Operating on the assumption that the errors in Burge’s text violated the standards of scholarship upheld at Wheaton College, I wrote a letter to the provost at the school drawing attention to the problems with Whose Land? Whose Promise? The response I received was that the issues I raised were “extraordinarily complex” and that I hadn’t documented any instances of dishonesty, plagiarism or unethical behavior that required administrative action by Wheaton. Two years later, Burge retired from Wheaton College and began a new career at Calvin Seminary in Grand Rapids, Michigan. Given the controversy surrounding Burge’s writings, it hard not to think that the folks at Wheaton College are enjoying a well-deserved respite in light of his departure for greener pastures.
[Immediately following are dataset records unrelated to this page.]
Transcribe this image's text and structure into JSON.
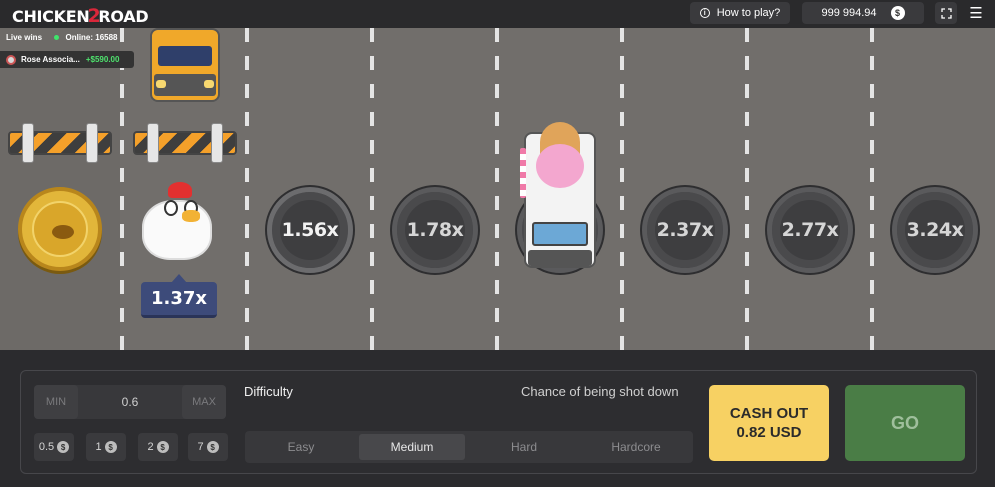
{
  "header": {
    "logo_part1": "CHICKEN",
    "logo_part2": "2",
    "logo_part3": "ROAD",
    "how_to_play": "How to play?",
    "balance": "999 994.94",
    "currency_symbol": "$",
    "info_icon": "i",
    "menu_icon": "☰"
  },
  "live": {
    "label": "Live wins",
    "online_label": "Online: 16588",
    "latest_user": "Rose Associa...",
    "latest_amount": "+$590.00"
  },
  "road": {
    "current_multiplier": "1.37x",
    "next_multipliers": [
      "1.56x",
      "1.78x",
      "2.37x",
      "2.77x",
      "3.24x"
    ]
  },
  "controls": {
    "min_label": "MIN",
    "bet_value": "0.6",
    "max_label": "MAX",
    "quick_bets": [
      "0.5",
      "1",
      "2",
      "7"
    ],
    "difficulty_label": "Difficulty",
    "chance_label": "Chance of being shot down",
    "difficulties": [
      "Easy",
      "Medium",
      "Hard",
      "Hardcore"
    ],
    "selected_difficulty": "Medium",
    "cashout_line1": "CASH OUT",
    "cashout_line2": "0.82 USD",
    "go_label": "GO"
  },
  "colors": {
    "road": "#716e6b",
    "cashout": "#f7d163",
    "go": "#4a7d46",
    "multiplier_tag": "#3d4b7a"
  }
}
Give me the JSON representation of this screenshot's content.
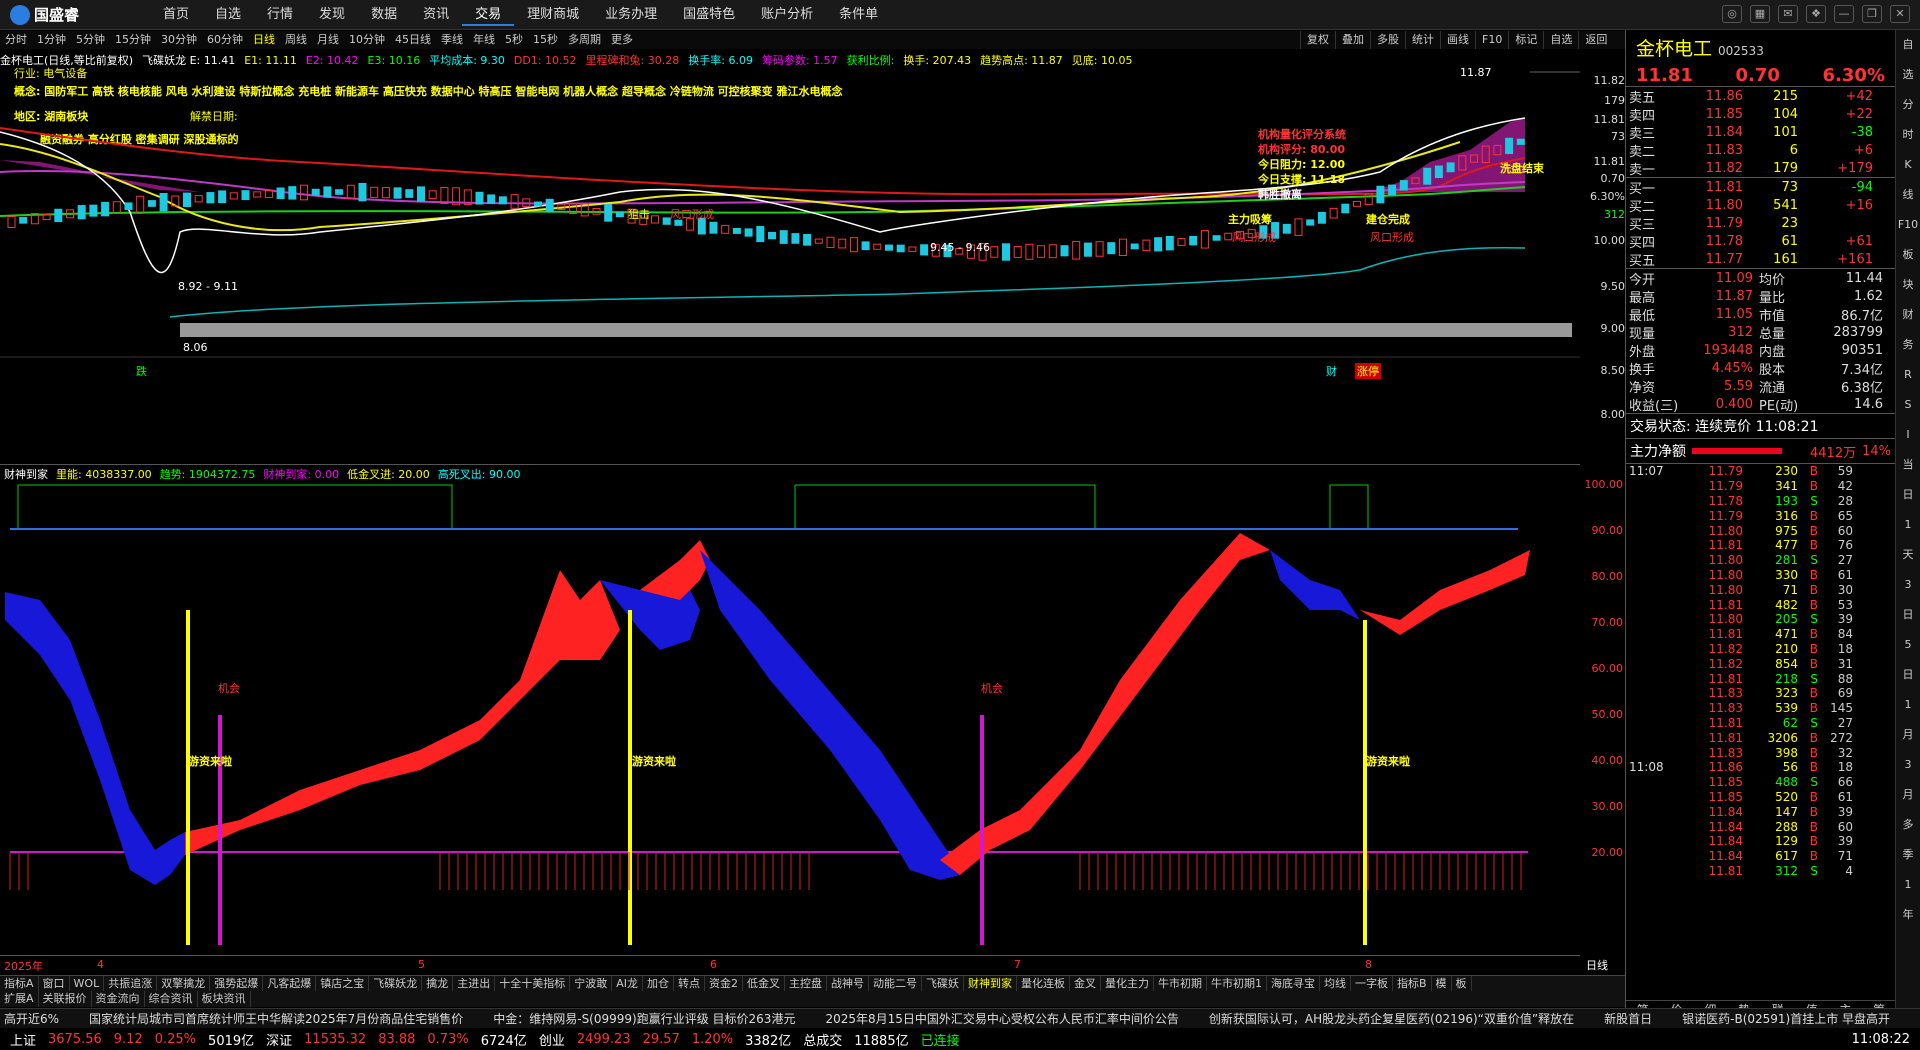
{
  "app": {
    "logo": "国盛睿",
    "nav": [
      "首页",
      "自选",
      "行情",
      "发现",
      "数据",
      "资讯",
      "交易",
      "理财商城",
      "业务办理",
      "国盛特色",
      "账户分析",
      "条件单"
    ],
    "active_nav": "交易"
  },
  "periods": [
    "分时",
    "1分钟",
    "5分钟",
    "15分钟",
    "30分钟",
    "60分钟",
    "日线",
    "周线",
    "月线",
    "10分钟",
    "45日线",
    "季线",
    "年线",
    "5秒",
    "15秒",
    "多周期",
    "更多"
  ],
  "active_period": "日线",
  "right_tools": [
    "复权",
    "叠加",
    "多股",
    "统计",
    "画线",
    "F10",
    "标记",
    "自选",
    "返回"
  ],
  "indicator_line": [
    {
      "t": "金杯电工(日线,等比前复权)",
      "c": "#fff"
    },
    {
      "t": "飞碟妖龙 E: 11.41",
      "c": "#fff"
    },
    {
      "t": "E1: 11.11",
      "c": "#ff0"
    },
    {
      "t": "E2: 10.42",
      "c": "#f0f"
    },
    {
      "t": "E3: 10.16",
      "c": "#0f0"
    },
    {
      "t": "平均成本: 9.30",
      "c": "#0ff"
    },
    {
      "t": "DD1: 10.52",
      "c": "#f33"
    },
    {
      "t": "里程碑和兔: 30.28",
      "c": "#f33"
    },
    {
      "t": "换手率: 6.09",
      "c": "#0ff"
    },
    {
      "t": "筹码参数: 1.57",
      "c": "#f0f"
    },
    {
      "t": "获利比例:",
      "c": "#0f0"
    },
    {
      "t": "换手: 207.43",
      "c": "#ff0"
    },
    {
      "t": "趋势高点: 11.87",
      "c": "#ff0"
    },
    {
      "t": "见底: 10.05",
      "c": "#ff0"
    }
  ],
  "info": {
    "industry": "行业: 电气设备",
    "concept": "概念: 国防军工 高铁 核电核能 风电 水利建设 特斯拉概念 充电桩 新能源车 高压快充 数据中心 特高压 智能电网 机器人概念 超导概念 冷链物流 可控核聚变 雅江水电概念",
    "region": "地区: 湖南板块",
    "unban": "解禁日期:",
    "tags": "融资融券 高分红股 密集调研 深股通标的"
  },
  "annotations": {
    "inst_title": "机构量化评分系统",
    "inst_score": "机构评分: 80.00",
    "resist": "今日阻力: 12.00",
    "support": "今日支撑: 11.18",
    "jiaocha": "韩胜撤离",
    "wash": "洗盘结束",
    "main_buy": "主力吸筹",
    "build": "建仓完成",
    "wind1": "风口形成",
    "wind2": "风口形成",
    "wind3": "风口形成",
    "lbl1": "8.92 - 9.11",
    "lbl2": "9.45 - 9.46",
    "low": "8.06",
    "high": "11.87",
    "die": "跌",
    "cai": "财",
    "zt": "涨停",
    "zhang": "涨",
    "hit": "狙击"
  },
  "price_axis": [
    "11.82",
    "11.81",
    "11.81",
    "10.00",
    "9.50",
    "9.00",
    "8.50",
    "8.00"
  ],
  "vol_axis_small": [
    "179",
    "73",
    "312"
  ],
  "axis_tags": {
    "p1": "0.70",
    "p2": "6.30%"
  },
  "sub_indicator": {
    "title": "财神到家",
    "a": "里能: 4038337.00",
    "b": "趋势: 1904372.75",
    "c": "财神到家: 0.00",
    "d": "低金叉进: 20.00",
    "e": "高死叉出: 90.00",
    "chance": "机会",
    "fund": "游资来啦"
  },
  "sub_axis": [
    "100.00",
    "90.00",
    "80.00",
    "70.00",
    "60.00",
    "50.00",
    "40.00",
    "30.00",
    "20.00"
  ],
  "dates": [
    "2025年",
    "4",
    "5",
    "6",
    "7",
    "8"
  ],
  "date_axis_label": "日线",
  "bottom_tabs": [
    "指标A",
    "窗口",
    "WOL",
    "共振追涨",
    "双擎擒龙",
    "强势起爆",
    "凡客起爆",
    "镇店之宝",
    "飞碟妖龙",
    "擒龙",
    "主进出",
    "十全十美指标",
    "宁波敢",
    "AI龙",
    "加仓",
    "转点",
    "资金2",
    "低金叉",
    "主控盘",
    "战神号",
    "动能二号",
    "飞碟妖",
    "财神到家",
    "量化连板",
    "金叉",
    "量化主力",
    "牛市初期",
    "牛市初期1",
    "海底寻宝",
    "均线",
    "一字板",
    "指标B",
    "模",
    "板"
  ],
  "bottom_tabs2": [
    "扩展A",
    "关联报价",
    "资金流向",
    "综合资讯",
    "板块资讯"
  ],
  "quote": {
    "name": "金杯电工",
    "code": "002533",
    "price": "11.81",
    "chg": "0.70",
    "pct": "6.30%",
    "asks": [
      [
        "卖五",
        "11.86",
        "215",
        "+42"
      ],
      [
        "卖四",
        "11.85",
        "104",
        "+22"
      ],
      [
        "卖三",
        "11.84",
        "101",
        "-38"
      ],
      [
        "卖二",
        "11.83",
        "6",
        "+6"
      ],
      [
        "卖一",
        "11.82",
        "179",
        "+179"
      ]
    ],
    "bids": [
      [
        "买一",
        "11.81",
        "73",
        "-94"
      ],
      [
        "买二",
        "11.80",
        "541",
        "+16"
      ],
      [
        "买三",
        "11.79",
        "23",
        ""
      ],
      [
        "买四",
        "11.78",
        "61",
        "+61"
      ],
      [
        "买五",
        "11.77",
        "161",
        "+161"
      ]
    ],
    "stats": [
      [
        "今开",
        "11.09",
        "均价",
        "11.44"
      ],
      [
        "最高",
        "11.87",
        "量比",
        "1.62"
      ],
      [
        "最低",
        "11.05",
        "市值",
        "86.7亿"
      ],
      [
        "现量",
        "312",
        "总量",
        "283799"
      ],
      [
        "外盘",
        "193448",
        "内盘",
        "90351"
      ],
      [
        "换手",
        "4.45%",
        "股本",
        "7.34亿"
      ],
      [
        "净资",
        "5.59",
        "流通",
        "6.38亿"
      ],
      [
        "收益(三)",
        "0.400",
        "PE(动)",
        "14.6"
      ]
    ],
    "state": "交易状态: 连续竞价 11:08:21",
    "net_label": "主力净额",
    "net_val": "4412万",
    "net_pct": "14%",
    "ticks_t1": "11:07",
    "ticks_t2": "11:08",
    "ticks": [
      [
        "11.79",
        "230",
        "B",
        "59"
      ],
      [
        "11.79",
        "341",
        "B",
        "42"
      ],
      [
        "11.78",
        "193",
        "S",
        "28"
      ],
      [
        "11.79",
        "316",
        "B",
        "65"
      ],
      [
        "11.80",
        "975",
        "B",
        "60"
      ],
      [
        "11.81",
        "477",
        "B",
        "76"
      ],
      [
        "11.80",
        "281",
        "S",
        "27"
      ],
      [
        "11.80",
        "330",
        "B",
        "61"
      ],
      [
        "11.80",
        "71",
        "B",
        "30"
      ],
      [
        "11.81",
        "482",
        "B",
        "53"
      ],
      [
        "11.80",
        "205",
        "S",
        "39"
      ],
      [
        "11.81",
        "471",
        "B",
        "84"
      ],
      [
        "11.82",
        "210",
        "B",
        "18"
      ],
      [
        "11.82",
        "854",
        "B",
        "31"
      ],
      [
        "11.81",
        "218",
        "S",
        "88"
      ],
      [
        "11.83",
        "323",
        "B",
        "69"
      ],
      [
        "11.83",
        "539",
        "B",
        "145"
      ],
      [
        "11.81",
        "62",
        "S",
        "27"
      ],
      [
        "11.81",
        "3206",
        "B",
        "272"
      ],
      [
        "11.83",
        "398",
        "B",
        "32"
      ],
      [
        "11.86",
        "56",
        "B",
        "18"
      ],
      [
        "11.85",
        "488",
        "S",
        "66"
      ],
      [
        "11.85",
        "520",
        "B",
        "61"
      ],
      [
        "11.84",
        "147",
        "B",
        "39"
      ],
      [
        "11.84",
        "288",
        "B",
        "60"
      ],
      [
        "11.84",
        "129",
        "B",
        "39"
      ],
      [
        "11.84",
        "617",
        "B",
        "71"
      ],
      [
        "11.81",
        "312",
        "S",
        "4"
      ]
    ],
    "rtabs": [
      "笔",
      "价",
      "细",
      "势",
      "联",
      "值",
      "主",
      "筹"
    ]
  },
  "sidebar": [
    "自",
    "选",
    "分",
    "时",
    "K",
    "线",
    "F10",
    "板",
    "块",
    "财",
    "务",
    "R",
    "S",
    "I",
    "当",
    "日",
    "1",
    "天",
    "3",
    "日",
    "5",
    "日",
    "1",
    "月",
    "3",
    "月",
    "多",
    "季",
    "1",
    "年"
  ],
  "news": [
    "高开近6%",
    "国家统计局城市司首席统计师王中华解读2025年7月份商品住宅销售价",
    "中金：维持网易-S(09999)跑赢行业评级 目标价263港元",
    "2025年8月15日中国外汇交易中心受权公布人民币汇率中间价公告",
    "创新获国际认可，AH股龙头药企复星医药(02196)“双重价值”释放在",
    "新股首日",
    "银诺医药-B(02591)首挂上市 早盘高开"
  ],
  "status": {
    "sh": "上证",
    "sh_v": "3675.56",
    "sh_c": "9.12",
    "sh_p": "0.25%",
    "sh_a": "5019亿",
    "sz": "深证",
    "sz_v": "11535.32",
    "sz_c": "83.88",
    "sz_p": "0.73%",
    "sz_a": "6724亿",
    "cy": "创业",
    "cy_v": "2499.23",
    "cy_c": "29.57",
    "cy_p": "1.20%",
    "cy_a": "3382亿",
    "tot": "总成交",
    "tot_v": "11885亿",
    "conn": "已连接",
    "time": "11:08:22"
  }
}
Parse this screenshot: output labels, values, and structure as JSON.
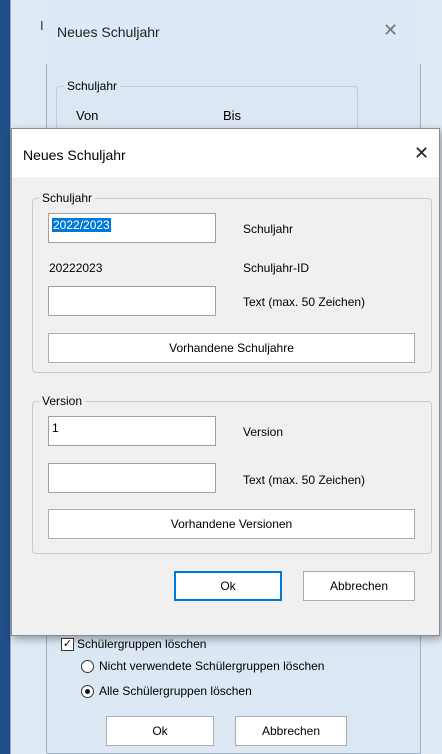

I recently found a daily devotional based on the writings of the early church fathers. To my chagrin, some of the most inspiring entries are based on the writings of St. John Chrysostom, one of the people most responsible for establishing the tradition of anti-Judaism that Burge traffics today. Writing in the 1930s, Anglican historian James Parks wrote that Chrysostom’s “commentaries on the gospels are still read and studied in in the Orthodox Church because of their deep spiritual beauty. But when it comes to his sermons on the Jews, “there is no sneer too mean, no gibe, too bitter for him to fling at the Jewish people.”
Burge is no Chrysostom but a similar dichotomy is present in his writings.
You can see a number of Burge’s sermons on the website of the Willow Creek Church in Illinois, where he preached regularly prior to his departure to Grand Rapids. If you watch the videos, you’ll see that his preaching and homiletics are top-notch and inspiring. When Burge talks about Jesus and about how his message should reverberate in our lives, he is inspiring, if a bit pedantic. But once he starts writing or talking about issues related to the Jewish people, Israel especially, he makes the type of mistakes found in his book, Whose Land? Whose Promise?
Worse, a shadow falls across his countenance and a sneering, contemptuous tone creeps into his voice indicating that his message about the modern state of Israel is motivated by the same anti-Judaic impulse that motivated St. John Chyrsostom. Appearing now in The Atlantic and on NPR, Gary Burge and his spirit of Chrysostom have returned.
Dexter Van Zile is Christian Media Analyst for the Committee for Accuracy in Middle East Reporting in America (CAMERA). His opinions are his own.